State the number of lines in the material below that have "Cadastro" in them, without any other text.

• • •

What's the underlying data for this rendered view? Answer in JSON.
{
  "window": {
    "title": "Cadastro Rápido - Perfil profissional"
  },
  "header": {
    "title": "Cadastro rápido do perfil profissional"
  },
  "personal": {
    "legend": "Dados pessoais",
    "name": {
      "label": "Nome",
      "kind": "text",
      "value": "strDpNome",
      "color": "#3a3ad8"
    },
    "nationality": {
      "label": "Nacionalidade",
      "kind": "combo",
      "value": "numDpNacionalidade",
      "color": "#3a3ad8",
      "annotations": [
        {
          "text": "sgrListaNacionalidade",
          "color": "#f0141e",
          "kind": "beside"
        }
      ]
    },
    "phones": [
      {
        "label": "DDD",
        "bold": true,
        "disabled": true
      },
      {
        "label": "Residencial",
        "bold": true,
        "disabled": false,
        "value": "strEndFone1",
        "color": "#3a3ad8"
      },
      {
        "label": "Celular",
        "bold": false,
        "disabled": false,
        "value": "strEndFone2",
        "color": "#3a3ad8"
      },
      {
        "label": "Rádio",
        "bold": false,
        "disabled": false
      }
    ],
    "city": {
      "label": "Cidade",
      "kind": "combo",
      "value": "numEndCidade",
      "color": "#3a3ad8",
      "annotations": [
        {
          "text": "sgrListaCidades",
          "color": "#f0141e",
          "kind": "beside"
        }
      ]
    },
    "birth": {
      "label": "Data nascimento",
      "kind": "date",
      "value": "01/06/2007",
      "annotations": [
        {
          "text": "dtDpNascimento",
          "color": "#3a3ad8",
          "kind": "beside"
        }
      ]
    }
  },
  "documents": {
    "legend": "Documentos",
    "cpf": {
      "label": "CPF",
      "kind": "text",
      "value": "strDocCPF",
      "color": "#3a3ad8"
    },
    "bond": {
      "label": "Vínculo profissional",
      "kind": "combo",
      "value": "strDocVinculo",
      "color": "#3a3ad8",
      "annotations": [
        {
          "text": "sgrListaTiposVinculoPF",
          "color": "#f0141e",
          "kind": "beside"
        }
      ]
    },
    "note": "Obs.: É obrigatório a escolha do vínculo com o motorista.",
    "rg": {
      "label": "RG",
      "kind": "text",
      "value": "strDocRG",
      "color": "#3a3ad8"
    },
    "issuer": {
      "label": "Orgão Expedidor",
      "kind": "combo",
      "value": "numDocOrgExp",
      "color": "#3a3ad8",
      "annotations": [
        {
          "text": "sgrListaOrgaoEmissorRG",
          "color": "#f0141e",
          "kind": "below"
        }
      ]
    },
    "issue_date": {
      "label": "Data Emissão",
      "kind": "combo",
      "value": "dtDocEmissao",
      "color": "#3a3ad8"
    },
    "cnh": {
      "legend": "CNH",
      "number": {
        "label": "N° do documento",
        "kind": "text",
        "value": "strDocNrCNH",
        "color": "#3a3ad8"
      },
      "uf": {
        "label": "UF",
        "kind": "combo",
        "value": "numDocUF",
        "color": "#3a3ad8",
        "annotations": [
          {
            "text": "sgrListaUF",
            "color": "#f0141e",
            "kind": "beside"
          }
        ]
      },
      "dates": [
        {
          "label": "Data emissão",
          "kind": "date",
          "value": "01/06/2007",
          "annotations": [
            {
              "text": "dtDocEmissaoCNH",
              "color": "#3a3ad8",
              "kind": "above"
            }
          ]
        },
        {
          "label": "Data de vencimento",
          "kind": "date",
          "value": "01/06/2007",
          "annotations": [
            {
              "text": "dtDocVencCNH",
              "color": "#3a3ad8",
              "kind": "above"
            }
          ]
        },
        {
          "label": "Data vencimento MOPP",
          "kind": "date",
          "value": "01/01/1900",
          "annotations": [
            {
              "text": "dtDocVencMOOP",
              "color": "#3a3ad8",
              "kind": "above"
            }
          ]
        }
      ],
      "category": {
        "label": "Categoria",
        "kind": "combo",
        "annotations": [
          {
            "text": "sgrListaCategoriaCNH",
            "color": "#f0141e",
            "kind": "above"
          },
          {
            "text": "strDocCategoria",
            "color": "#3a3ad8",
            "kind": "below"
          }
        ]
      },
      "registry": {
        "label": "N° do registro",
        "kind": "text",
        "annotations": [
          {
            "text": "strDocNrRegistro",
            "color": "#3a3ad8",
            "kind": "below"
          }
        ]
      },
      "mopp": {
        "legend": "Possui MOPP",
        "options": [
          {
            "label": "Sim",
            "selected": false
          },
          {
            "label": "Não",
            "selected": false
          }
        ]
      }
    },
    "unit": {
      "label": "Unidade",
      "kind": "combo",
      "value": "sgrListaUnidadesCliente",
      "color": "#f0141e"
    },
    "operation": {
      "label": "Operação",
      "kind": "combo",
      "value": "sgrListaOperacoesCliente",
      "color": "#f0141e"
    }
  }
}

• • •

**Answer:** 2